**YOUR TASK**
The following data is to be repeated exactly, its pictures excluded.

(Dataset entries)
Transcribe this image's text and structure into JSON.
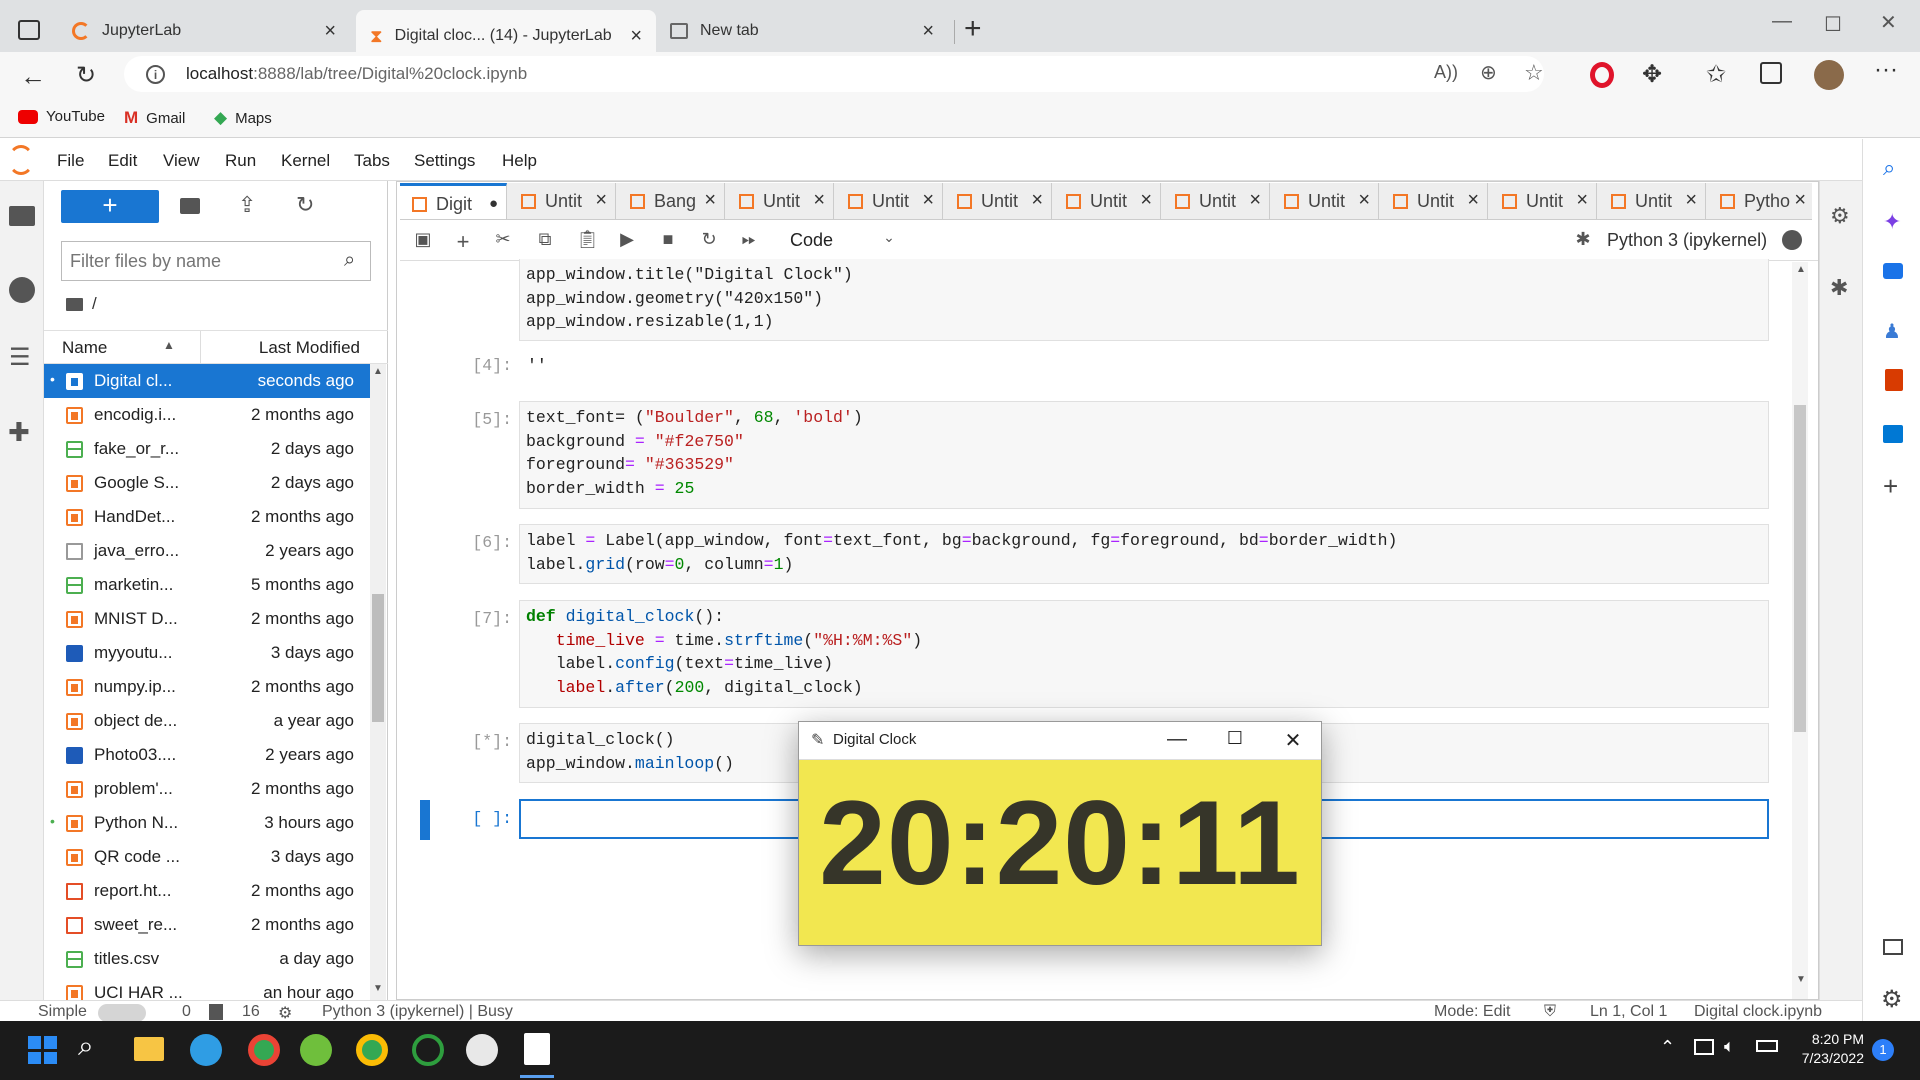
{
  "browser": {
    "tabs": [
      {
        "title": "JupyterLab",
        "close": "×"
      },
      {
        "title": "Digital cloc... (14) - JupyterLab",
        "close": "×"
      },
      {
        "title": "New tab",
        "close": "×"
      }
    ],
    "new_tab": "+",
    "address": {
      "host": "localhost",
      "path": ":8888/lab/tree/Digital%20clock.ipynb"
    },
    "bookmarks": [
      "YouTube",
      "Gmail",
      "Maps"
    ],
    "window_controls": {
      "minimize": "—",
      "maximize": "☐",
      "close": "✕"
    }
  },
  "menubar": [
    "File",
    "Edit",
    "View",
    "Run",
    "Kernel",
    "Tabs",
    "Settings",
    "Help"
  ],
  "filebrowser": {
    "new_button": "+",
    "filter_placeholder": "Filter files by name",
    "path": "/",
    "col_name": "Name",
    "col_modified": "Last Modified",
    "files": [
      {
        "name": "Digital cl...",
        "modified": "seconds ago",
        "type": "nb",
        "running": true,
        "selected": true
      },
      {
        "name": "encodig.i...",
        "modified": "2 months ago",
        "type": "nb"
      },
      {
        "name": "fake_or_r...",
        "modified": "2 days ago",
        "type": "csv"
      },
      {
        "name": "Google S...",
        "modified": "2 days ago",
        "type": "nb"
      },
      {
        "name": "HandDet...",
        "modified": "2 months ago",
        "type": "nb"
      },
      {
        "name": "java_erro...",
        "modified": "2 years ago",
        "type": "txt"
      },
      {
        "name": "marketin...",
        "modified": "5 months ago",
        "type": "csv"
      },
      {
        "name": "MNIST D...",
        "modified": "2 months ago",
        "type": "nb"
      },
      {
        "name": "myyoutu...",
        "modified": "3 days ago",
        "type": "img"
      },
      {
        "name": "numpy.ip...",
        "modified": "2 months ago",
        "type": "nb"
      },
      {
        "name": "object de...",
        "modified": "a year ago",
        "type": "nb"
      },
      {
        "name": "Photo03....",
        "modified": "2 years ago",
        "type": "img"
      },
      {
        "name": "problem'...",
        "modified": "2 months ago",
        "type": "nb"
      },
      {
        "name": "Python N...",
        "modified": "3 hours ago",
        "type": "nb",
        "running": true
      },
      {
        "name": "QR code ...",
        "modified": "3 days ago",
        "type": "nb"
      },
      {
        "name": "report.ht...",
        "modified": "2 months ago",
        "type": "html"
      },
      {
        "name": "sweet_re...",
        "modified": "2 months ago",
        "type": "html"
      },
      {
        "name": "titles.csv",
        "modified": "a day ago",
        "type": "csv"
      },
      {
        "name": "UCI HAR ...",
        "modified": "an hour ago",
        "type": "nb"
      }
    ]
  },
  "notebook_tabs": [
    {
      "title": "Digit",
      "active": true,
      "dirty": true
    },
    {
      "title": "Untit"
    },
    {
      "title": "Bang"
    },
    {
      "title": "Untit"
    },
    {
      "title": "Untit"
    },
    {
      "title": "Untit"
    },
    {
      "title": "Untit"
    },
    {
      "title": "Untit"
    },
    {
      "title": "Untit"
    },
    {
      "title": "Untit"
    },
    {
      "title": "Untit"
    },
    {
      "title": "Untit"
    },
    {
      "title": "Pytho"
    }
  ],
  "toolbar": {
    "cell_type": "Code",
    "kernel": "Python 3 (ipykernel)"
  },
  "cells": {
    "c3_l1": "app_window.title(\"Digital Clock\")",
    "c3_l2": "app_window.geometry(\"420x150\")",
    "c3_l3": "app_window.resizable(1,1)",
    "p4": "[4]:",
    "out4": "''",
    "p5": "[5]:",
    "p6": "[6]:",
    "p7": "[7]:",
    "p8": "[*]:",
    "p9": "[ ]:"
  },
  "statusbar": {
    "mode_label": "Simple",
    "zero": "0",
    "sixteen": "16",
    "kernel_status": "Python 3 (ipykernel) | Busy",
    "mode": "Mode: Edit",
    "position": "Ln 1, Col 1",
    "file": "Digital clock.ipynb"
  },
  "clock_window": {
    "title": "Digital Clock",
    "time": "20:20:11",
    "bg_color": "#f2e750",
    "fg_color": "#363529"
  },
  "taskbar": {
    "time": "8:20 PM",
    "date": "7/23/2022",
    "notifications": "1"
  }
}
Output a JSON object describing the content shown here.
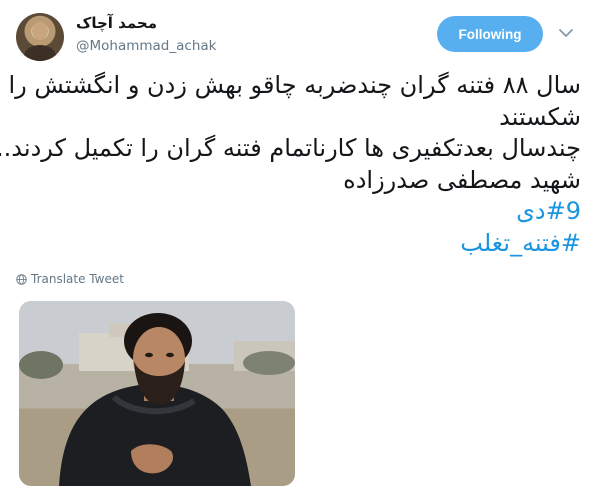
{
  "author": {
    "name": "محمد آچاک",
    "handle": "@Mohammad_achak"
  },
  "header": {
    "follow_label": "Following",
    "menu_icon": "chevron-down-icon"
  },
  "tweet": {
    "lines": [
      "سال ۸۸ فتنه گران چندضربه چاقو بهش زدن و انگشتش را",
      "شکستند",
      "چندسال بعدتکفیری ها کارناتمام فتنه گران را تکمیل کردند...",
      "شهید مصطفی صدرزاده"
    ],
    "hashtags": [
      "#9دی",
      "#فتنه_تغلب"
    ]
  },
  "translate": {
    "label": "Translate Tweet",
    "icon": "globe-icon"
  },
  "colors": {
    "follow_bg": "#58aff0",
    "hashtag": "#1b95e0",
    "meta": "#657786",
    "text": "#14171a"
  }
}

**EXERCISE ANSWER**
Transcribe this image's text and structure into JSON.
{
  "browser": {
    "tabs": [
      {
        "title": "JupyterLab",
        "close": "×"
      },
      {
        "title": "Digital cloc... (14) - JupyterLab",
        "close": "×"
      },
      {
        "title": "New tab",
        "close": "×"
      }
    ],
    "new_tab": "+",
    "address": {
      "host": "localhost",
      "path": ":8888/lab/tree/Digital%20clock.ipynb"
    },
    "bookmarks": [
      "YouTube",
      "Gmail",
      "Maps"
    ],
    "window_controls": {
      "minimize": "—",
      "maximize": "☐",
      "close": "✕"
    }
  },
  "menubar": [
    "File",
    "Edit",
    "View",
    "Run",
    "Kernel",
    "Tabs",
    "Settings",
    "Help"
  ],
  "filebrowser": {
    "new_button": "+",
    "filter_placeholder": "Filter files by name",
    "path": "/",
    "col_name": "Name",
    "col_modified": "Last Modified",
    "files": [
      {
        "name": "Digital cl...",
        "modified": "seconds ago",
        "type": "nb",
        "running": true,
        "selected": true
      },
      {
        "name": "encodig.i...",
        "modified": "2 months ago",
        "type": "nb"
      },
      {
        "name": "fake_or_r...",
        "modified": "2 days ago",
        "type": "csv"
      },
      {
        "name": "Google S...",
        "modified": "2 days ago",
        "type": "nb"
      },
      {
        "name": "HandDet...",
        "modified": "2 months ago",
        "type": "nb"
      },
      {
        "name": "java_erro...",
        "modified": "2 years ago",
        "type": "txt"
      },
      {
        "name": "marketin...",
        "modified": "5 months ago",
        "type": "csv"
      },
      {
        "name": "MNIST D...",
        "modified": "2 months ago",
        "type": "nb"
      },
      {
        "name": "myyoutu...",
        "modified": "3 days ago",
        "type": "img"
      },
      {
        "name": "numpy.ip...",
        "modified": "2 months ago",
        "type": "nb"
      },
      {
        "name": "object de...",
        "modified": "a year ago",
        "type": "nb"
      },
      {
        "name": "Photo03....",
        "modified": "2 years ago",
        "type": "img"
      },
      {
        "name": "problem'...",
        "modified": "2 months ago",
        "type": "nb"
      },
      {
        "name": "Python N...",
        "modified": "3 hours ago",
        "type": "nb",
        "running": true
      },
      {
        "name": "QR code ...",
        "modified": "3 days ago",
        "type": "nb"
      },
      {
        "name": "report.ht...",
        "modified": "2 months ago",
        "type": "html"
      },
      {
        "name": "sweet_re...",
        "modified": "2 months ago",
        "type": "html"
      },
      {
        "name": "titles.csv",
        "modified": "a day ago",
        "type": "csv"
      },
      {
        "name": "UCI HAR ...",
        "modified": "an hour ago",
        "type": "nb"
      }
    ]
  },
  "notebook_tabs": [
    {
      "title": "Digit",
      "active": true,
      "dirty": true
    },
    {
      "title": "Untit"
    },
    {
      "title": "Bang"
    },
    {
      "title": "Untit"
    },
    {
      "title": "Untit"
    },
    {
      "title": "Untit"
    },
    {
      "title": "Untit"
    },
    {
      "title": "Untit"
    },
    {
      "title": "Untit"
    },
    {
      "title": "Untit"
    },
    {
      "title": "Untit"
    },
    {
      "title": "Untit"
    },
    {
      "title": "Pytho"
    }
  ],
  "toolbar": {
    "cell_type": "Code",
    "kernel": "Python 3 (ipykernel)"
  },
  "cells": {
    "c3_l1": "app_window.title(\"Digital Clock\")",
    "c3_l2": "app_window.geometry(\"420x150\")",
    "c3_l3": "app_window.resizable(1,1)",
    "p4": "[4]:",
    "out4": "''",
    "p5": "[5]:",
    "p6": "[6]:",
    "p7": "[7]:",
    "p8": "[*]:",
    "p9": "[ ]:"
  },
  "statusbar": {
    "mode_label": "Simple",
    "zero": "0",
    "sixteen": "16",
    "kernel_status": "Python 3 (ipykernel) | Busy",
    "mode": "Mode: Edit",
    "position": "Ln 1, Col 1",
    "file": "Digital clock.ipynb"
  },
  "clock_window": {
    "title": "Digital Clock",
    "time": "20:20:11",
    "bg_color": "#f2e750",
    "fg_color": "#363529"
  },
  "taskbar": {
    "time": "8:20 PM",
    "date": "7/23/2022",
    "notifications": "1"
  }
}
Output a JSON object describing the content shown here.
{
  "author": {
    "name": "محمد آچاک",
    "handle": "@Mohammad_achak"
  },
  "header": {
    "follow_label": "Following",
    "menu_icon": "chevron-down-icon"
  },
  "tweet": {
    "lines": [
      "سال ۸۸ فتنه گران چندضربه چاقو بهش زدن و انگشتش را",
      "شکستند",
      "چندسال بعدتکفیری ها کارناتمام فتنه گران را تکمیل کردند...",
      "شهید مصطفی صدرزاده"
    ],
    "hashtags": [
      "#9دی",
      "#فتنه_تغلب"
    ]
  },
  "translate": {
    "label": "Translate Tweet",
    "icon": "globe-icon"
  },
  "colors": {
    "follow_bg": "#58aff0",
    "hashtag": "#1b95e0",
    "meta": "#657786",
    "text": "#14171a"
  }
}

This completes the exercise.